Separating truth from fiction
If there is anything I’ve learned during my 74 years on this earth, it’s that, like beauty, truth or fiction is in the eye of the beholder, or in this case it also includes the ear.
This letter to the editor is in reply to Mr. Willard’s letter (R-C April 18) in which he makes claims that Jim Wheeler is less than qualified to be our next District 39 Assemblyman based on what he “beheld” at the Douglas County Republican Women’s luncheon and Candidate Forum. I use the word “beheld” because what Mr. Willard heard is quite different from what I and several others heard. So based on that, I could draw the same inferences about you that you did about Mr. Wheeler, that he is less than truthful, but let’s call it as you meant it: as much as called him a liar. Let me balance out some fictions with facts, you know, those stubborn things that Ronald Reagan referred to those many years ago that tend to blow gaping holes in lies.
Fiction: “He had six ideas for bills (only five of which were drafted). Of those, three got committee hearings and none came out of committee.” Truth: Mr. Wheeler was primary sponsor for 13 bills in the Assembly and 10 in the Senate. Of those bills from both houses, four of them, did, in fact, get out of committee, and in truth, were signed by the governor into law.
Fiction: “He also claimed that the NRA has given him an A+ rating…” Truth: Mr. Wheeler has included ratings from two pro-second amendment organizations in his campaign material. Both those ratings are “A”. I’m sure you would agree that to put a lie on your campaign material is not a smart thing to do. What Mr. Wheeler said, and several other people who attended the luncheon will attest to, was that he was expecting the NRA to raise that rating to “A+” in the near future.
Fiction: “…He claimed that the governor actually asked him how he might veto the bill and that he helped craft the veto message.” Truth: When Gov. Sandoval knew he was going to veto SB221, he asked the minority caucus leader to provide some “talking points” for the veto message. The minority leader then asked Mr. Wheeler to provide some ideas and those ideas were, in fact, passed to the governor, some of which were used in the veto message. As to your investigation of this issue, you contacted the Governor’s staff who in fact do write veto messages, but with input from the governor. You used a half-fact to infer some devious behavior without completely investigating it. Shameful!
And here’s one truth that your candidate will find difficult to fully explain. She refuses to sign the Taxpayer Protection Pledge. Rather than cite her public statements, I will leave that to her to explain to the voters.

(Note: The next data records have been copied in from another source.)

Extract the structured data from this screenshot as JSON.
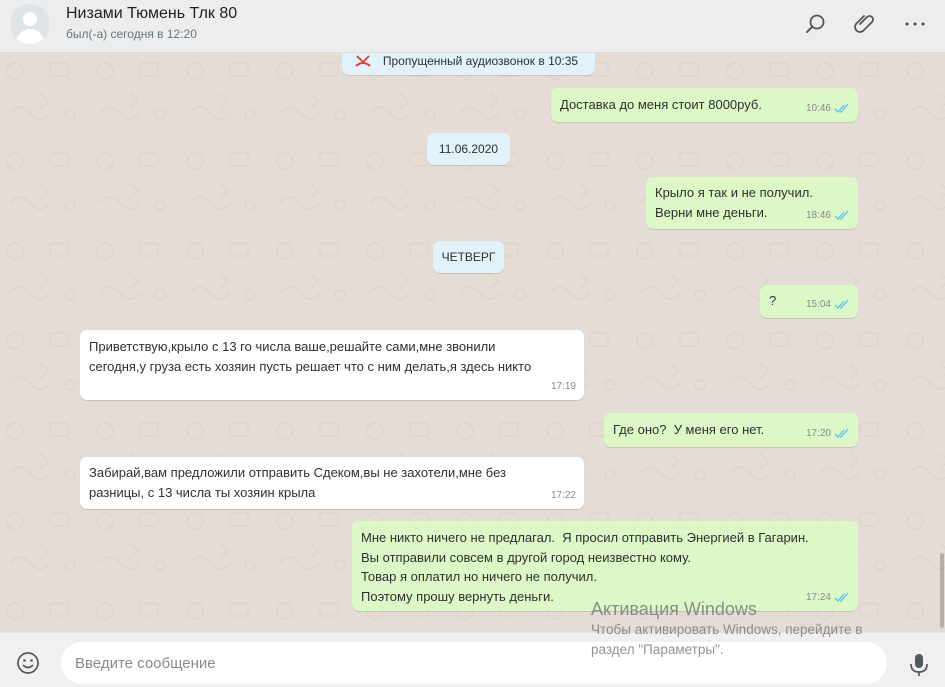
{
  "header": {
    "contact_name": "Низами Тюмень Тлк 80",
    "status": "был(-а) сегодня в 12:20",
    "icons": [
      "search-icon",
      "paperclip-icon",
      "more-icon"
    ]
  },
  "chat": {
    "missed_call": "Пропущенный аудиозвонок в 10:35",
    "date_1": "11.06.2020",
    "date_2": "ЧЕТВЕРГ",
    "messages": [
      {
        "dir": "out",
        "lines": [
          "Доставка до меня стоит 8000руб."
        ],
        "time": "10:46"
      },
      {
        "dir": "out",
        "lines": [
          "Крыло я так и не получил.",
          "Верни мне деньги."
        ],
        "time": "18:46"
      },
      {
        "dir": "out",
        "lines": [
          "?"
        ],
        "time": "15:04"
      },
      {
        "dir": "in",
        "lines": [
          "Приветствую,крыло с 13 го числа ваше,решайте сами,мне звонили",
          "сегодня,у груза есть хозяин пусть решает что с ним делать,я здесь никто"
        ],
        "time": "17:19"
      },
      {
        "dir": "out",
        "lines": [
          "Где оно?  У меня его нет."
        ],
        "time": "17:20"
      },
      {
        "dir": "in",
        "lines": [
          "Забирай,вам предложили отправить Сдеком,вы не захотели,мне без",
          "разницы, с 13 числа ты хозяин крыла"
        ],
        "time": "17:22"
      },
      {
        "dir": "out",
        "lines": [
          "Мне никто ничего не предлагал.  Я просил отправить Энергией в Гагарин.",
          "Вы отправили совсем в другой город неизвестно кому.",
          "Товар я оплатил но ничего не получил.",
          "Поэтому прошу вернуть деньги."
        ],
        "time": "17:24"
      }
    ]
  },
  "composer": {
    "placeholder": "Введите сообщение"
  },
  "watermark": {
    "title": "Активация Windows",
    "line1": "Чтобы активировать Windows, перейдите в",
    "line2": "раздел \"Параметры\"."
  },
  "colors": {
    "outgoing_bubble": "#dcf8c6",
    "incoming_bubble": "#ffffff",
    "system_bubble": "#e1f2fb",
    "chat_background": "#e5ddd5",
    "read_ticks": "#4fc3f7",
    "missed_call": "#e53935"
  }
}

One final point to be made here is the statement that your candidate will “always” tell the truth. Mr. Willard, the last person who always told the truth was crucified over 2,000 years ago.